Provided data:
○ ○ ○ ○

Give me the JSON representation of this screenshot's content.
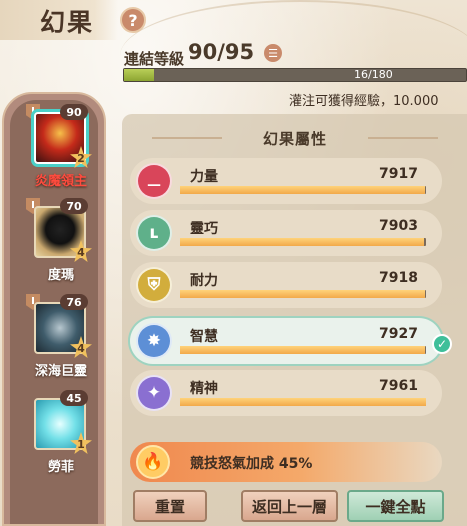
{
  "header": {
    "title": "幻果",
    "help_icon": "question-icon"
  },
  "link_level": {
    "label": "連結等級",
    "value": "90/95",
    "list_icon": "list-icon"
  },
  "experience": {
    "text": "16/180",
    "progress_fraction": 0.089,
    "fill_color": "#9db73f"
  },
  "infuse_text": "灌注可獲得經驗，10.000",
  "characters": [
    {
      "name": "炎魔領主",
      "level": "90",
      "stars": "2",
      "selected": true
    },
    {
      "name": "度瑪",
      "level": "70",
      "stars": "4",
      "selected": false
    },
    {
      "name": "深海巨靈",
      "level": "76",
      "stars": "4",
      "selected": false
    },
    {
      "name": "勞菲",
      "level": "45",
      "stars": "1",
      "selected": false
    }
  ],
  "attributes_panel": {
    "title": "幻果屬性",
    "items": [
      {
        "label": "力量",
        "value": "7917",
        "icon": "dumbbell-icon",
        "icon_color": "#d9455a",
        "progress_fraction": 0.995
      },
      {
        "label": "靈巧",
        "value": "7903",
        "icon": "boot-icon",
        "icon_color": "#5fb08a",
        "progress_fraction": 0.993
      },
      {
        "label": "耐力",
        "value": "7918",
        "icon": "shield-icon",
        "icon_color": "#d2ad3c",
        "progress_fraction": 0.995
      },
      {
        "label": "智慧",
        "value": "7927",
        "icon": "gear-icon",
        "icon_color": "#5d8fd6",
        "progress_fraction": 0.996
      },
      {
        "label": "精神",
        "value": "7961",
        "icon": "spirit-icon",
        "icon_color": "#8a6fd1",
        "progress_fraction": 1.0
      }
    ],
    "bonus": {
      "label": "競技怒氣加成 45%",
      "icon": "flame-icon"
    }
  },
  "buttons": {
    "reset": "重置",
    "back": "返回上一層",
    "all_points": "一鍵全點"
  },
  "colors": {
    "accent_bar": "#f2a94a",
    "selected_ring": "#4bd0c8",
    "selected_name": "#ff4b3e"
  }
}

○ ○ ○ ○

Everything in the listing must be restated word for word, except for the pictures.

Give me the JSON representation of this screenshot's content.
{
  "header": {
    "title": "幻果",
    "help_icon": "question-icon"
  },
  "link_level": {
    "label": "連結等級",
    "value": "90/95",
    "list_icon": "list-icon"
  },
  "experience": {
    "text": "16/180",
    "progress_fraction": 0.089,
    "fill_color": "#9db73f"
  },
  "infuse_text": "灌注可獲得經驗，10.000",
  "characters": [
    {
      "name": "炎魔領主",
      "level": "90",
      "stars": "2",
      "selected": true
    },
    {
      "name": "度瑪",
      "level": "70",
      "stars": "4",
      "selected": false
    },
    {
      "name": "深海巨靈",
      "level": "76",
      "stars": "4",
      "selected": false
    },
    {
      "name": "勞菲",
      "level": "45",
      "stars": "1",
      "selected": false
    }
  ],
  "attributes_panel": {
    "title": "幻果屬性",
    "items": [
      {
        "label": "力量",
        "value": "7917",
        "icon": "dumbbell-icon",
        "icon_color": "#d9455a",
        "progress_fraction": 0.995
      },
      {
        "label": "靈巧",
        "value": "7903",
        "icon": "boot-icon",
        "icon_color": "#5fb08a",
        "progress_fraction": 0.993
      },
      {
        "label": "耐力",
        "value": "7918",
        "icon": "shield-icon",
        "icon_color": "#d2ad3c",
        "progress_fraction": 0.995
      },
      {
        "label": "智慧",
        "value": "7927",
        "icon": "gear-icon",
        "icon_color": "#5d8fd6",
        "progress_fraction": 0.996
      },
      {
        "label": "精神",
        "value": "7961",
        "icon": "spirit-icon",
        "icon_color": "#8a6fd1",
        "progress_fraction": 1.0
      }
    ],
    "bonus": {
      "label": "競技怒氣加成 45%",
      "icon": "flame-icon"
    }
  },
  "buttons": {
    "reset": "重置",
    "back": "返回上一層",
    "all_points": "一鍵全點"
  },
  "colors": {
    "accent_bar": "#f2a94a",
    "selected_ring": "#4bd0c8",
    "selected_name": "#ff4b3e"
  }
}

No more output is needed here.